OSH, Kyrgyzstan -- Youth councils in the south are helping Kyrgyz local governments fight terrorism and extremism.
Since the start of 2016, the councils have been conducting "preventive work against extremism and terrorism", Dilbar Mamajusupova, leader of the Osh-based NGO Iret, told Caravanserai.
The network of territorial youth councils was formed in Osh in 2011. Initially, they focused on pacifying inter-ethnic relations.
That emphasis has changed as hundreds of radicalised Kyrgyz go to Middle Eastern battlefields to join militants.
"The main aim of the [anti-extremism project] is to involve youth leaders of local communities more actively in promoting tolerance and peacemaking," Mamajusupova said.
Youth are the most vulnerable "to the virus of extremism and radicalism, especially in the south", Ikbol Isakov, leader of the Aravan-Progress youth organisation in Aravan District, Osh Province, told Caravanserai.

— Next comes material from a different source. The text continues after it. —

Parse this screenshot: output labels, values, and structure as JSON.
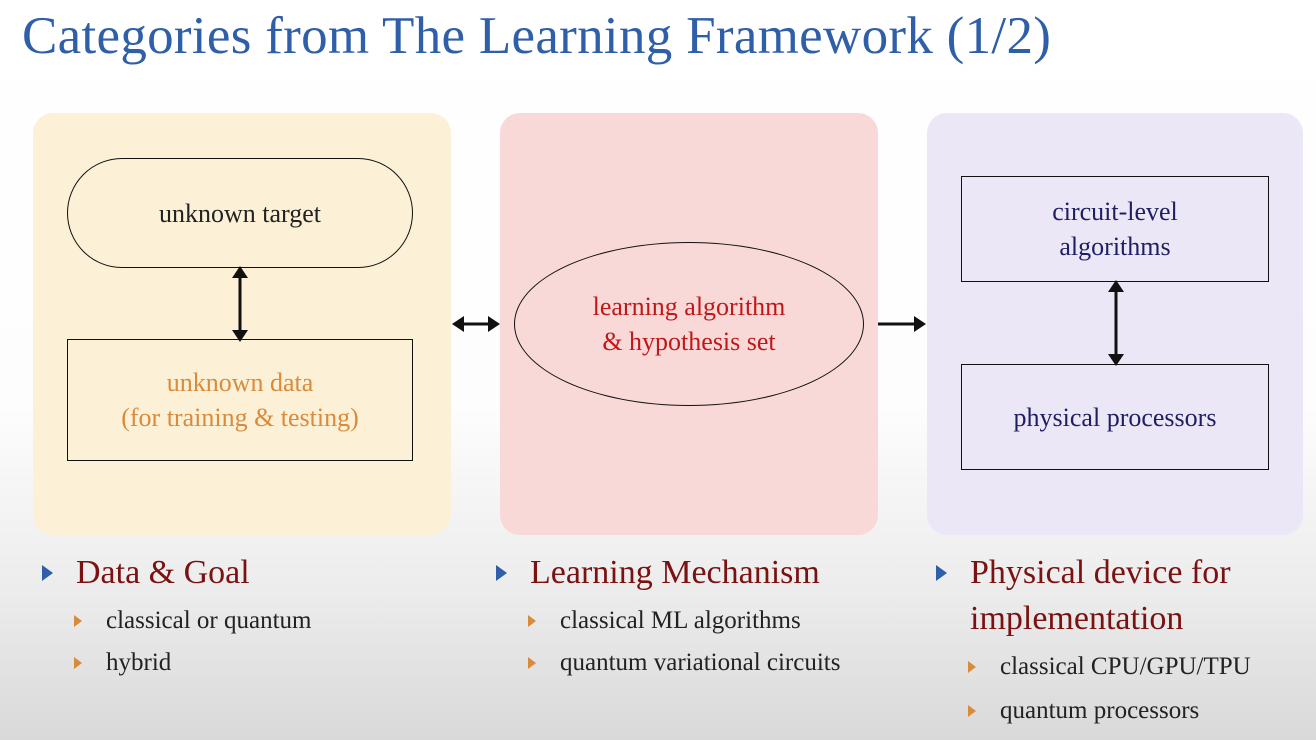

"Therefore, we welcome initiatives that help us resist such challenges and even fight them," Isakov said.
13 councils now
Five years after the councils' founding, 13 of them exist in the south. Their more than 330 members include youth leaders, college students and members of block committees.
"The youth councils have become an inalienable part of the Osh mayor's Committee for Youth Affairs," Yakhyo Kadyrov of Osh, co-ordinator of the Project for Advancement of Inter-Ethnic Tolerance and for Assistance to Regional Co-operation among Youth in Kyrgyzstan, told Caravanserai. "They receive a salary there, and they co-operate closely with local authorities and with ... NGOs."
Youth councils have created a sustainable platform enabling youth to fight radicalism, Kadyrov said.
Explaining their work
Members of the youth councils spoke in detail about their work at an August 26-27 forum in Jalal-Abad on "The role of young people in strengthening peace and stability in Kyrgyzstan".
"The main theme of the forum was raising youths' potential and identifying methods of co-operation in resisting violent extremism," Kadyrov said.
Residents of the three southern provinces and the cities of Bishkek, Osh and Tokmak shared ideas on how to make progress in those priorities, Kadyrov said, adding that they have two or three months to draw up a detailed plan for ways to fight extremism in 2017.
"Before this forum, I had no idea how acute the problem of extremism was for our country," Aijan Khojayeva, a spokeswoman for the Batken Province branch of the Kyrgyz NGO Manas House of Youth, told Caravanserai. "We youth leaders should help the authorities prevent such phenomena."
Youth leaders plan now to hold internal training meetings for House of Youth volunteers in Batken Province to communicate the knowledge they acquired at the meeting, Khojayeva said.
"We'll use our widespread network of volunteers to ensure as many people as possible learn how important it is to prevent threats like extremism and terrorism," she said.
Noticing common traits
After years of observing extremism, security specialists have identified some common traits in radicalised youth.
Youth with little education, a narrow point of view and poor knowledge of religion are particularly vulnerable, Osh police Lt. Col. Bakyt Dubanayev told Caravanserai.
Although authorities say the flow of radicalised Kyrgyz to Syria and Iraq has slowed this year, they remain busy fighting the extremism threat.
During the first quarter of 2016, police discovered 135 cases of extremism and made 94 arrests in connection with charges of extremism, the Interior Ministry (MVD) said in its report on that quarter. Youth figure more prominently in such reports as time goes on, authorities say.